Yes, she sweats the details of policy because it matters to her and yes, she cares more about the ‘service’ part of public service more than the ‘public’ part, but voters looking for a revealing insight to help them relate to her didn’t get one.
When one considers the power-hungry, pitiless ambition of the Clintons, you just have to shake your head when reading the myth of her selfless “public service” (emphasis on the service!). The entire convention lineup attempted to pin her biography on a few months of pro bono work on children’s issues, rather than all the ruthless ladder-climbing necessary to gather her immense power and riches. She has “sacrificed” nothing. She has made choices.
Now, after a Gold Star father called out Donald Trump, while brandishing a Constitution at the DNC, for his comments about Muslims, the issue of “sacrifice” came up, as well. Setting aside the broader implications of the debate — worthy of discussion, no doubt — it was interesting to hear Trump answer George Stephanopoulos’ question about what he had given up for this country:
I think I’ve made a lot of sacrifices. I work very, very hard. I’ve created thousands and thousands of jobs, tens of thousands of jobs, built great structures. I’ve had tremendous success. I think I’ve done a lot.
Most reasonable people would, at best, consider these achievements rather than sacrifices. So if the point is to embarrass Trump for attacking a dead soldier’s parents, bravo. But is “sacrifice” a prerequisite to public office? Has Hillary Clinton – or Bill, or Obama, or W. — sacrificed more for their country?
Along with everything else, we can judge Trump on his shady business dealings and bankruptcies. But the wealthy, inadvertently or not, often create economic conditions that help provide for many people. That, no doubt, includes a number of children. It is no less honorable or patriotic to live in the private sector, pay your taxes, and raise your family than to spend a lifetime figuring out how to exercise state power.
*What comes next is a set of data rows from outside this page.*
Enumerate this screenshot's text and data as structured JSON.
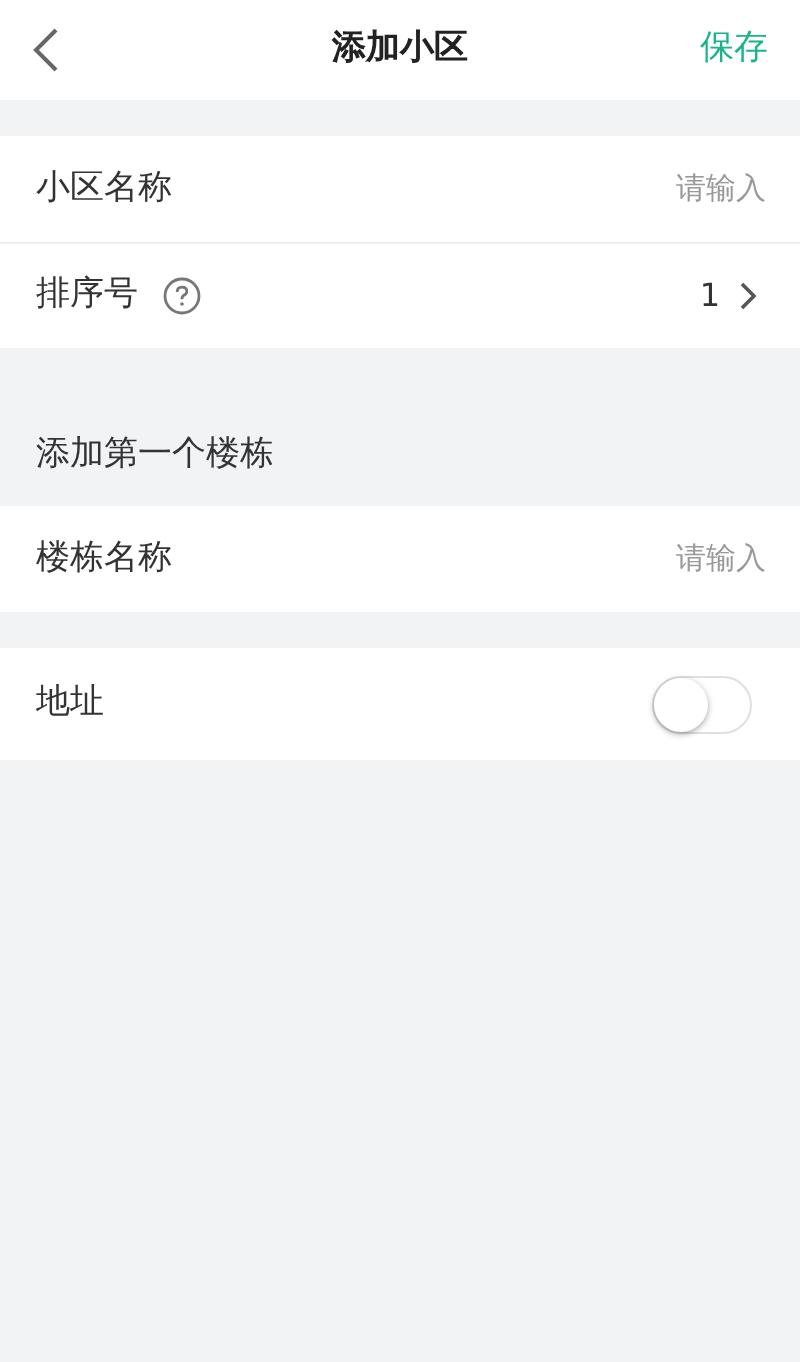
{
  "header": {
    "title": "添加小区",
    "action": "保存"
  },
  "sections": [
    {
      "rows": [
        {
          "kind": "input",
          "label": "小区名称",
          "placeholder": "请输入"
        },
        {
          "kind": "select",
          "label": "排序号",
          "help": true,
          "value": "1"
        }
      ]
    },
    {
      "title": "添加第一个楼栋",
      "rows": [
        {
          "kind": "input",
          "label": "楼栋名称",
          "placeholder": "请输入"
        }
      ]
    },
    {
      "rows": [
        {
          "kind": "toggle",
          "label": "地址",
          "on": false
        }
      ]
    }
  ]
}
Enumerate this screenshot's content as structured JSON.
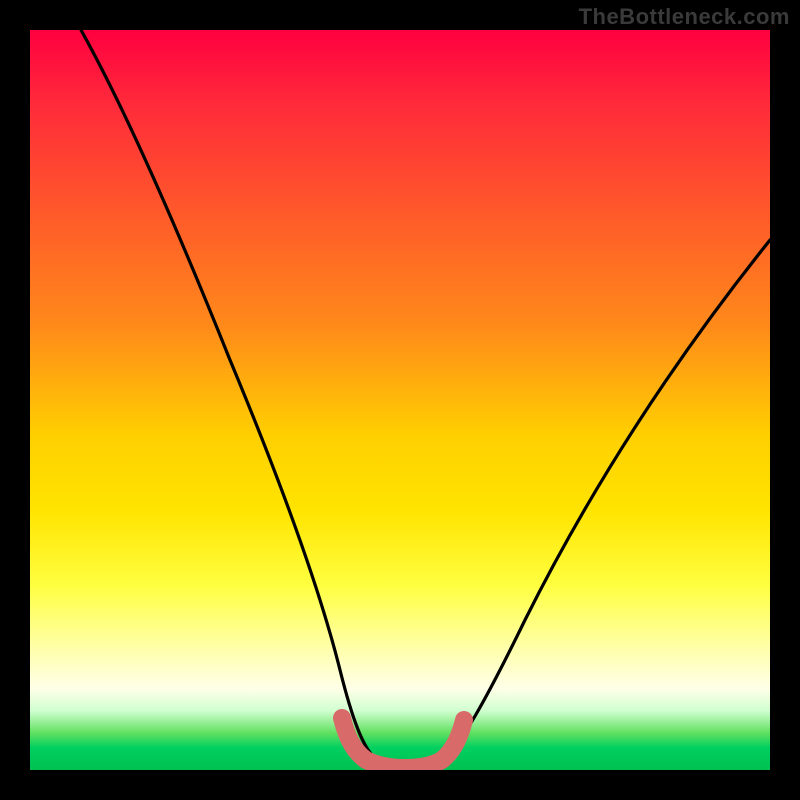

There are many reasons not to support Trump or Clinton. Their respective “sacrifice” in the name of “public service” is not one of them.